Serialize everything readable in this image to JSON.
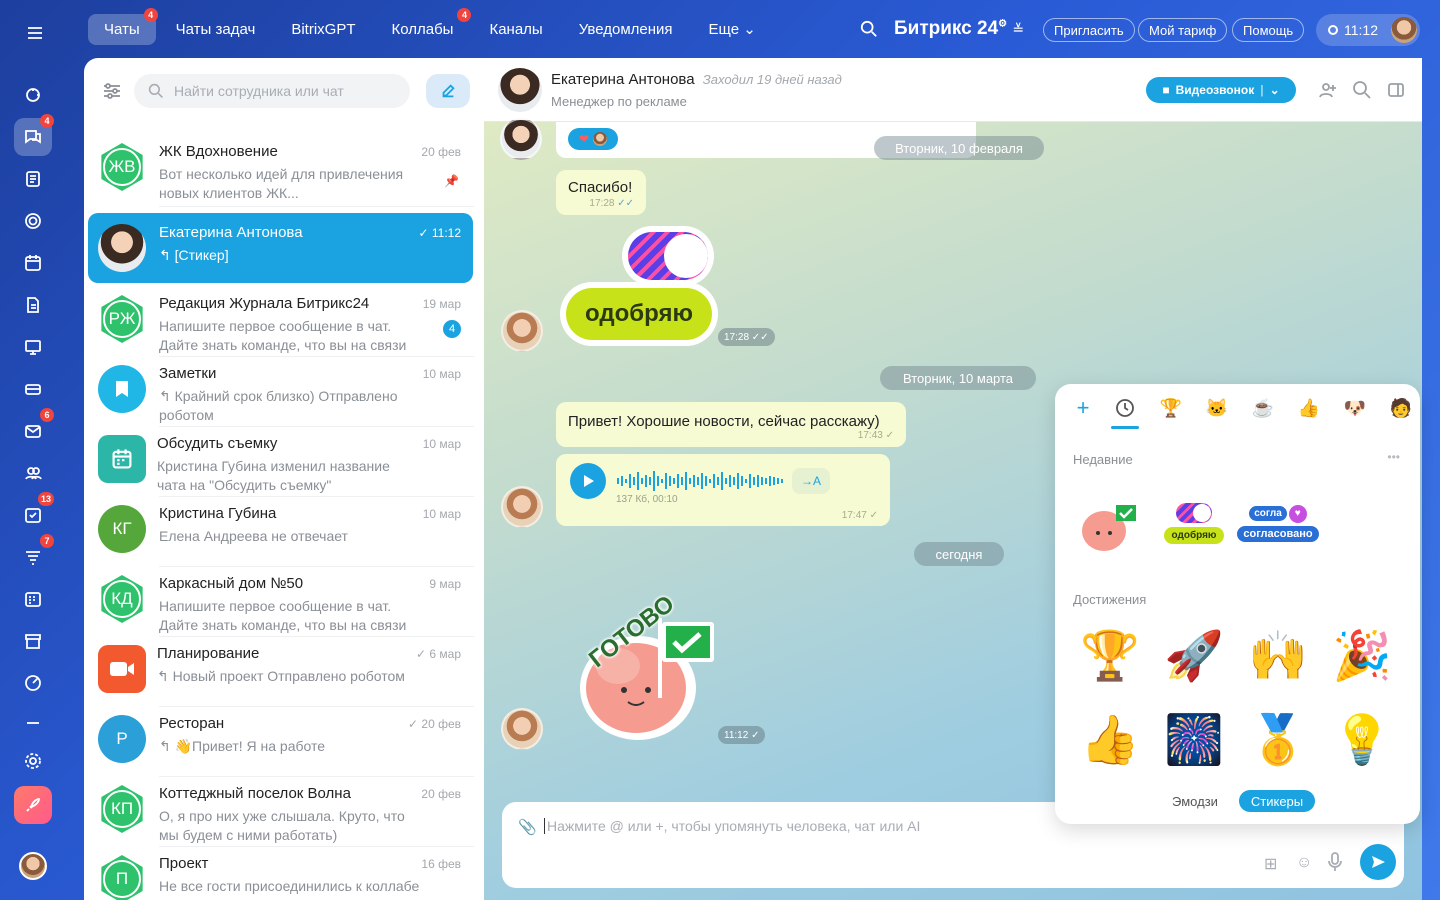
{
  "topnav": {
    "tabs": [
      {
        "label": "Чаты",
        "badge": "4",
        "active": true
      },
      {
        "label": "Чаты задач",
        "badge": ""
      },
      {
        "label": "BitrixGPT",
        "badge": ""
      },
      {
        "label": "Коллабы",
        "badge": "4"
      },
      {
        "label": "Каналы",
        "badge": ""
      },
      {
        "label": "Уведомления",
        "badge": ""
      },
      {
        "label": "Еще",
        "badge": ""
      }
    ],
    "logo": "Битрикс 24",
    "invite": "Пригласить",
    "plan": "Мой тариф",
    "help": "Помощь",
    "time": "11:12"
  },
  "rail": {
    "badges": {
      "chats": "4",
      "mail": "6",
      "tasks": "13",
      "filter": "7"
    }
  },
  "sidebar": {
    "search_placeholder": "Найти сотрудника или чат"
  },
  "chats": [
    {
      "initials": "ЖВ",
      "title": "ЖК Вдохновение",
      "date": "20 фев",
      "preview": "Вот несколько идей для привлечения новых клиентов ЖК..."
    },
    {
      "initials": "",
      "title": "Екатерина Антонова",
      "date": "11:12",
      "preview": "↰ [Стикер]"
    },
    {
      "initials": "РЖ",
      "title": "Редакция Журнала Битрикс24",
      "date": "19 мар",
      "preview": "Напишите первое сообщение в чат. Дайте знать команде, что вы на связи",
      "count": "4"
    },
    {
      "initials": "",
      "title": "Заметки",
      "date": "10 мар",
      "preview": "↰ Крайний срок близко) Отправлено роботом"
    },
    {
      "initials": "",
      "title": "Обсудить съемку",
      "date": "10 мар",
      "preview": "Кристина Губина изменил название чата на \"Обсудить съемку\""
    },
    {
      "initials": "КГ",
      "title": "Кристина Губина",
      "date": "10 мар",
      "preview": "Елена Андреева не отвечает"
    },
    {
      "initials": "КД",
      "title": "Каркасный дом №50",
      "date": "9 мар",
      "preview": "Напишите первое сообщение в чат. Дайте знать команде, что вы на связи"
    },
    {
      "initials": "",
      "title": "Планирование",
      "date": "6 мар",
      "preview": "↰ Новый проект Отправлено роботом"
    },
    {
      "initials": "Р",
      "title": "Ресторан",
      "date": "20 фев",
      "preview": "↰ 👋Привет! Я на работе"
    },
    {
      "initials": "КП",
      "title": "Коттеджный поселок Волна",
      "date": "20 фев",
      "preview": "О, я про них уже слышала. Круто, что мы будем с ними работать)"
    },
    {
      "initials": "П",
      "title": "Проект",
      "date": "16 фев",
      "preview": "Не все гости присоединились к коллабе"
    }
  ],
  "header": {
    "name": "Екатерина Антонова",
    "status": "Заходил 19 дней назад",
    "role": "Менеджер по рекламе",
    "video": "Видеозвонок"
  },
  "messages": {
    "date1": "Вторник, 10 февраля",
    "thanks": "Спасибо!",
    "thanks_time": "17:28",
    "sticker1_text": "одобряю",
    "sticker1_time": "17:28",
    "date2": "Вторник, 10 марта",
    "hello": "Привет! Хорошие новости, сейчас расскажу)",
    "hello_time": "17:43",
    "voice_meta": "137 Кб, 00:10",
    "voice_time": "17:47",
    "date3": "сегодня",
    "sticker2_text": "ГОТОВО",
    "sticker2_time": "11:12"
  },
  "composer": {
    "placeholder": "Нажмите @ или +, чтобы упомянуть человека, чат или AI"
  },
  "sticker_panel": {
    "recent_label": "Недавние",
    "achievements_label": "Достижения",
    "recent_tags": [
      "одобряю",
      "согласовано"
    ],
    "emoji_tab": "Эмодзи",
    "stickers_tab": "Стикеры"
  }
}
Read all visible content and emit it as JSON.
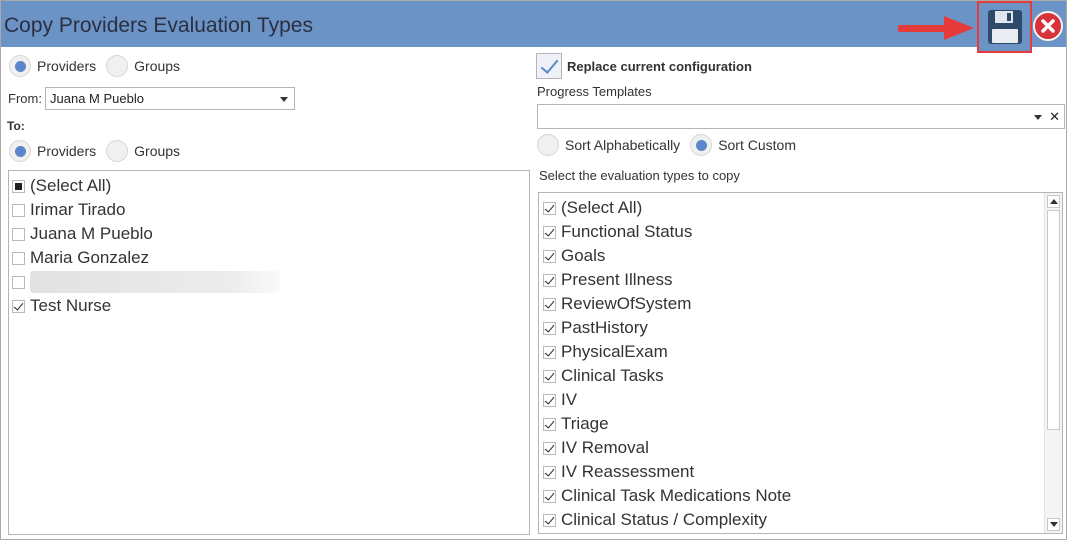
{
  "window": {
    "title": "Copy Providers Evaluation Types"
  },
  "source": {
    "radio_providers": "Providers",
    "radio_groups": "Groups",
    "from_label": "From:",
    "from_value": "Juana M Pueblo"
  },
  "target": {
    "to_label": "To:",
    "radio_providers": "Providers",
    "radio_groups": "Groups",
    "items": [
      {
        "label": "(Select All)",
        "state": "partial"
      },
      {
        "label": "Irimar Tirado",
        "state": "unchecked"
      },
      {
        "label": "Juana M Pueblo",
        "state": "unchecked"
      },
      {
        "label": "Maria Gonzalez",
        "state": "unchecked"
      },
      {
        "label": "",
        "state": "unchecked"
      },
      {
        "label": "Test Nurse",
        "state": "checked"
      }
    ]
  },
  "config": {
    "replace_label": "Replace current configuration",
    "replace_checked": true,
    "templates_label": "Progress Templates",
    "templates_value": "",
    "clear_glyph": "✕",
    "sort_alpha": "Sort Alphabetically",
    "sort_custom": "Sort Custom",
    "eval_label": "Select the evaluation types to copy",
    "eval_items": [
      "(Select All)",
      "Functional Status",
      "Goals",
      "Present Illness",
      "ReviewOfSystem",
      "PastHistory",
      "PhysicalExam",
      "Clinical Tasks",
      "IV",
      "Triage",
      "IV Removal",
      "IV Reassessment",
      "Clinical Task Medications Note",
      "Clinical Status / Complexity"
    ]
  },
  "colors": {
    "titlebar": "#6c93c6",
    "accent": "#5b86c9",
    "close": "#d8323a",
    "highlight": "#e53b3b"
  },
  "icons": {
    "save": "floppy-disk-icon",
    "close": "close-icon",
    "arrow": "red-arrow-icon"
  }
}
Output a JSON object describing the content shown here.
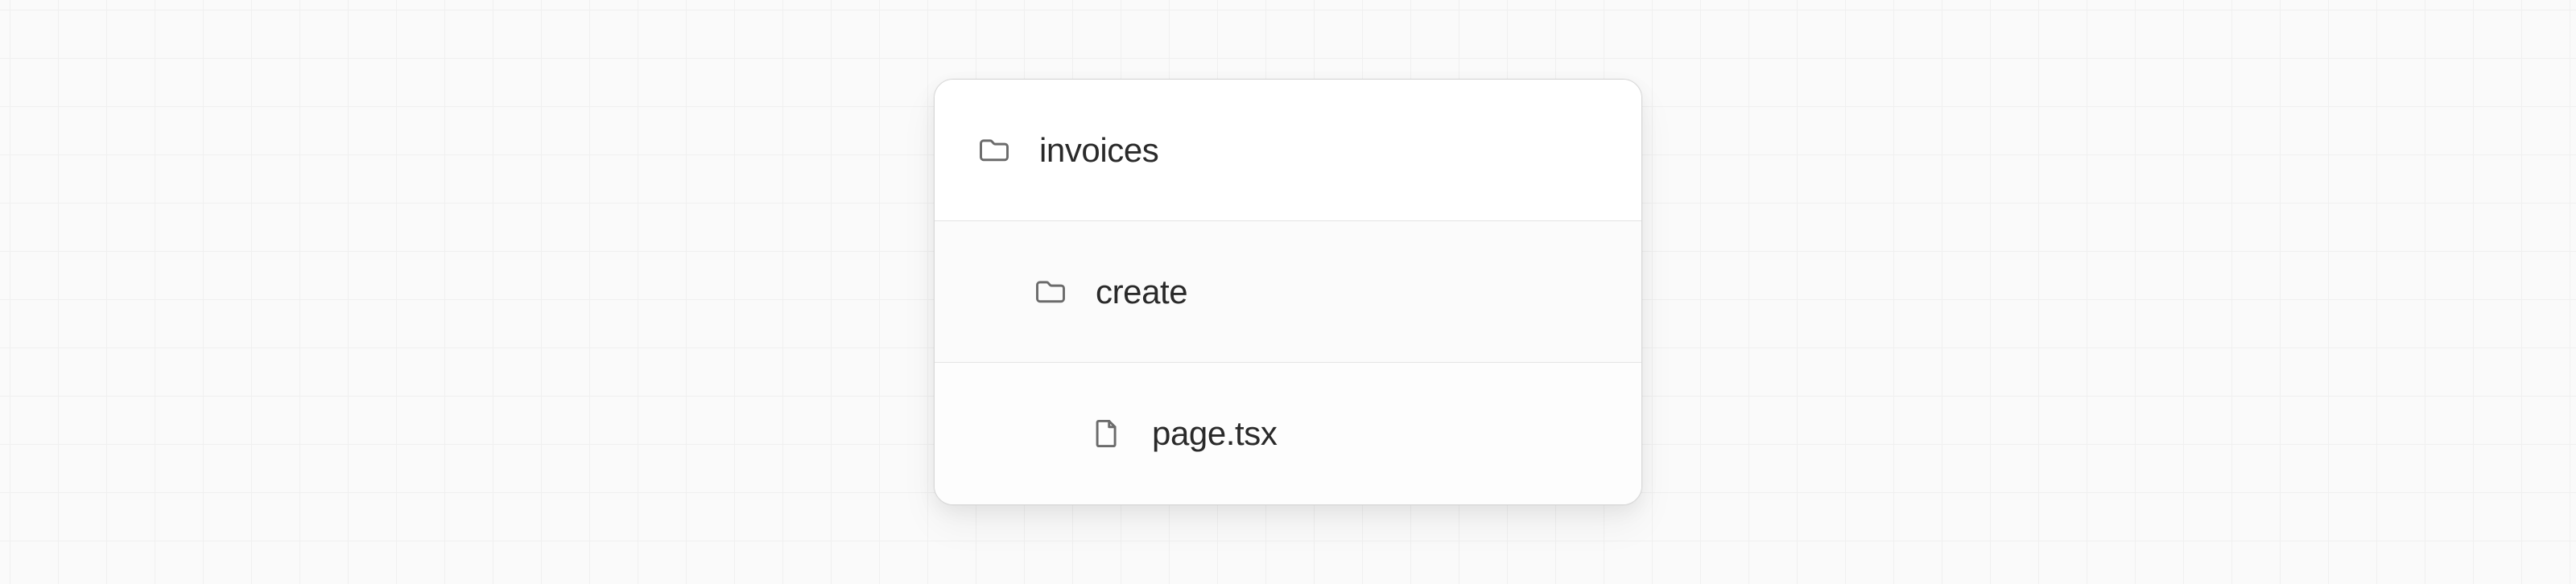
{
  "tree": {
    "level0": {
      "type": "folder",
      "label": "invoices"
    },
    "level1": {
      "type": "folder",
      "label": "create"
    },
    "level2": {
      "type": "file",
      "label": "page.tsx"
    }
  }
}
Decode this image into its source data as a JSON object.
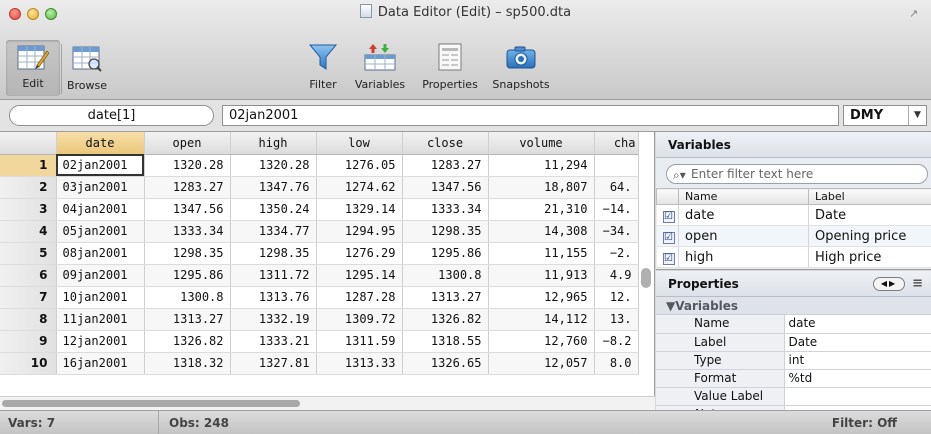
{
  "window": {
    "title": "Data Editor (Edit) – sp500.dta"
  },
  "toolbar": {
    "edit_label": "Edit",
    "browse_label": "Browse",
    "filter_label": "Filter",
    "variables_label": "Variables",
    "properties_label": "Properties",
    "snapshots_label": "Snapshots"
  },
  "formula": {
    "cell_ref": "date[1]",
    "cell_value": "02jan2001",
    "format_select": "DMY"
  },
  "grid": {
    "columns": [
      "date",
      "open",
      "high",
      "low",
      "close",
      "volume",
      "cha"
    ],
    "rows": [
      {
        "n": "1",
        "date": "02jan2001",
        "open": "1320.28",
        "high": "1320.28",
        "low": "1276.05",
        "close": "1283.27",
        "volume": "11,294",
        "change": ""
      },
      {
        "n": "2",
        "date": "03jan2001",
        "open": "1283.27",
        "high": "1347.76",
        "low": "1274.62",
        "close": "1347.56",
        "volume": "18,807",
        "change": "64."
      },
      {
        "n": "3",
        "date": "04jan2001",
        "open": "1347.56",
        "high": "1350.24",
        "low": "1329.14",
        "close": "1333.34",
        "volume": "21,310",
        "change": "−14."
      },
      {
        "n": "4",
        "date": "05jan2001",
        "open": "1333.34",
        "high": "1334.77",
        "low": "1294.95",
        "close": "1298.35",
        "volume": "14,308",
        "change": "−34."
      },
      {
        "n": "5",
        "date": "08jan2001",
        "open": "1298.35",
        "high": "1298.35",
        "low": "1276.29",
        "close": "1295.86",
        "volume": "11,155",
        "change": "−2."
      },
      {
        "n": "6",
        "date": "09jan2001",
        "open": "1295.86",
        "high": "1311.72",
        "low": "1295.14",
        "close": "1300.8",
        "volume": "11,913",
        "change": "4.9"
      },
      {
        "n": "7",
        "date": "10jan2001",
        "open": "1300.8",
        "high": "1313.76",
        "low": "1287.28",
        "close": "1313.27",
        "volume": "12,965",
        "change": "12."
      },
      {
        "n": "8",
        "date": "11jan2001",
        "open": "1313.27",
        "high": "1332.19",
        "low": "1309.72",
        "close": "1326.82",
        "volume": "14,112",
        "change": "13."
      },
      {
        "n": "9",
        "date": "12jan2001",
        "open": "1326.82",
        "high": "1333.21",
        "low": "1311.59",
        "close": "1318.55",
        "volume": "12,760",
        "change": "−8.2"
      },
      {
        "n": "10",
        "date": "16jan2001",
        "open": "1318.32",
        "high": "1327.81",
        "low": "1313.33",
        "close": "1326.65",
        "volume": "12,057",
        "change": "8.0"
      }
    ]
  },
  "variables_pane": {
    "title": "Variables",
    "filter_placeholder": "Enter filter text here",
    "col_name": "Name",
    "col_label": "Label",
    "items": [
      {
        "name": "date",
        "label": "Date",
        "checked": "☑"
      },
      {
        "name": "open",
        "label": "Opening price",
        "checked": "☑"
      },
      {
        "name": "high",
        "label": "High price",
        "checked": "☑"
      }
    ]
  },
  "properties_pane": {
    "title": "Properties",
    "group": "▼Variables",
    "rows": [
      {
        "key": "Name",
        "value": "date"
      },
      {
        "key": "Label",
        "value": "Date"
      },
      {
        "key": "Type",
        "value": "int"
      },
      {
        "key": "Format",
        "value": "%td"
      },
      {
        "key": "Value Label",
        "value": ""
      },
      {
        "key": "▶ Notes",
        "value": ""
      }
    ]
  },
  "status": {
    "vars": "Vars: 7",
    "obs": "Obs: 248",
    "filter": "Filter: Off"
  },
  "colors": {
    "selected_header": "#eac77a",
    "accent_blue": "#3a8fd6"
  }
}
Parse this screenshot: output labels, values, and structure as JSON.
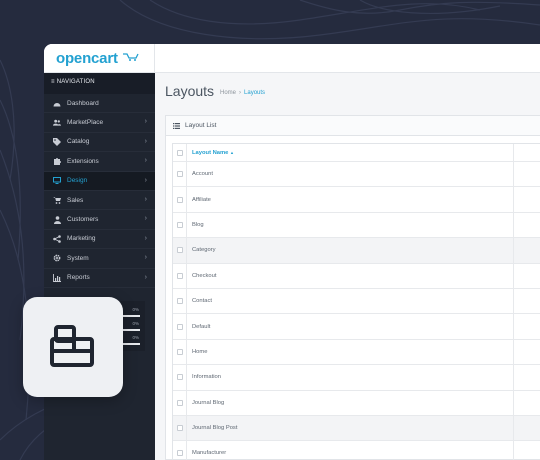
{
  "logo": {
    "text": "opencart"
  },
  "sidebar": {
    "heading": "NAVIGATION",
    "items": [
      {
        "label": "Dashboard",
        "icon": "dashboard-icon",
        "has_submenu": false,
        "active": false
      },
      {
        "label": "MarketPlace",
        "icon": "users-icon",
        "has_submenu": true,
        "active": false
      },
      {
        "label": "Catalog",
        "icon": "tag-icon",
        "has_submenu": true,
        "active": false
      },
      {
        "label": "Extensions",
        "icon": "puzzle-icon",
        "has_submenu": true,
        "active": false
      },
      {
        "label": "Design",
        "icon": "monitor-icon",
        "has_submenu": true,
        "active": true
      },
      {
        "label": "Sales",
        "icon": "cart-icon",
        "has_submenu": true,
        "active": false
      },
      {
        "label": "Customers",
        "icon": "user-icon",
        "has_submenu": true,
        "active": false
      },
      {
        "label": "Marketing",
        "icon": "share-icon",
        "has_submenu": true,
        "active": false
      },
      {
        "label": "System",
        "icon": "gear-icon",
        "has_submenu": true,
        "active": false
      },
      {
        "label": "Reports",
        "icon": "bar-chart-icon",
        "has_submenu": true,
        "active": false
      }
    ],
    "progress": [
      {
        "label": "0%",
        "value": 0
      },
      {
        "label": "0%",
        "value": 0
      },
      {
        "label": "0%",
        "value": 0
      }
    ]
  },
  "main": {
    "title": "Layouts",
    "breadcrumb": [
      {
        "label": "Home"
      },
      {
        "label": "Layouts"
      }
    ],
    "breadcrumb_separator": "›",
    "panel_title": "Layout List",
    "table": {
      "column": "Layout Name",
      "sort_indicator": "▲",
      "rows": [
        "Account",
        "Affiliate",
        "Blog",
        "Category",
        "Checkout",
        "Contact",
        "Default",
        "Home",
        "Information",
        "Journal Blog",
        "Journal Blog Post",
        "Manufacturer"
      ]
    }
  },
  "overlay": {
    "icon": "toolbox-icon"
  },
  "colors": {
    "accent": "#23a1d1",
    "sidebar_bg": "#1f2530",
    "page_bg": "#252b3e"
  }
}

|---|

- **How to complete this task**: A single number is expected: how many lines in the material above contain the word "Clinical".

- **Exercise response**: 3